That looks very medieval,” someone said to me. He was looking at my lapel, where I was wearing a pin of what’s commonly called the Jerusalem Cross—actually, five crosses that, symbolically, represent the five wounds of Jesus Christ.
I admit it does look like something that might be worn by a knight on a crusade. And maybe, at times, I do feel like I’m crusading for something—everything from good grammar to the salvation of souls—but, for me, the Jerusalem Cross has a deeper, more personal reference.
In 2000, during the Jubilee year, my wife and I had the good fortune of making a pilgrimage to the Holy Land and Rome. We visited many of the sites that are holiest to our faith, walking the same ground and seeing the same landscape as Christ. We walked along the Sea of Galilee. (My wife even picked up some pebbles to bring home!) We prayed a rosary in the Garden of Gethsemane. We touched the rock that held the cross.
It was a deeply moving, deeply humbling journey, and Siobhain and I came away from it with many unexpected graces.
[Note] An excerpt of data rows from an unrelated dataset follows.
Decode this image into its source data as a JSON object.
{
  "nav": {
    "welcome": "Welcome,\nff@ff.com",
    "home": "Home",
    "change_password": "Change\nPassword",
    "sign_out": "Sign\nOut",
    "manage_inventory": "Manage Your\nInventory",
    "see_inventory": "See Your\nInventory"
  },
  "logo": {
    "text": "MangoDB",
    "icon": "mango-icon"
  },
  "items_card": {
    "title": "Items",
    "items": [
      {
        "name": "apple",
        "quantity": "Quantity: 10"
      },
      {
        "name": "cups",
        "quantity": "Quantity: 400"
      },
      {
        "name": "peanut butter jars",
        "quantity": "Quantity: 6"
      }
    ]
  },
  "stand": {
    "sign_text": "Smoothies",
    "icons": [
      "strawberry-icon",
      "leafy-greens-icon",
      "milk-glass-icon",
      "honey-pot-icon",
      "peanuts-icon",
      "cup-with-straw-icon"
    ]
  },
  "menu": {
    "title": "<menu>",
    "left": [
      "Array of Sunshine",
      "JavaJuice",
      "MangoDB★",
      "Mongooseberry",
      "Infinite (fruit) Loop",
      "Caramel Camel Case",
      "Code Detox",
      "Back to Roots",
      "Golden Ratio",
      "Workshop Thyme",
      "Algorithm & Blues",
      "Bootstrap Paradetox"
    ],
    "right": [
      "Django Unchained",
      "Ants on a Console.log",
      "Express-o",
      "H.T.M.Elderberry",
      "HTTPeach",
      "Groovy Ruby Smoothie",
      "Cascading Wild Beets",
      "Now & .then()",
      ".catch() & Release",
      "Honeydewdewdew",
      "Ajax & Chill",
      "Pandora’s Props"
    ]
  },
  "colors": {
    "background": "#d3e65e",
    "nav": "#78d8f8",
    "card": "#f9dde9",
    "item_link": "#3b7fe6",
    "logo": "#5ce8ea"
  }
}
One of them, I believe, is my vocation.
And in that vocation, there is a distinct connection to Christ and His cross.
In his ministry of the altar, the deacon has a particular relationship to the chalice. He prepares it for the Eucharistic sacrifice, elevates it during the doxology, offers it to the faithful at communion and purifies it afterward. In that way, the deacon shares a unique bond to the blood of the Passion—the blood that poured from the five wounds of Christ on Calvary, the wounds that are immortalized and memorialized in the Jerusalem Cross.
When I wear that cross, it serves to remind me, and others, of my connection to Christ’s suffering and death. (In fact, after ordination, I chose to begin wearing that emblem on my stole, where it will cross my heart—binding me more deeply and more intimately to a ministry of sacrifice, service and love.)
This Easter Sunday, we will celebrate a resurrection and our own redemption—salvation that comes our way because of the empty tomb and the glorified savior. It is the greatest feast of our calendar, and a source of unending wonder and joy. It’s astonishing to think that what began on Easter has spread around the globe, multiple times, and in every language imaginable.
But let’s never forget: It’s rooted in the rock that I touched in Jerusalem. It is tethered to a cross that held a battered body and the blood that stained the ground from five deep wounds. One man’s pain has opened to us the gates of Paradise.
See that when you see the Jerusalem Cross—and you’ll see something more than “medieval.” You just might see something miraculous.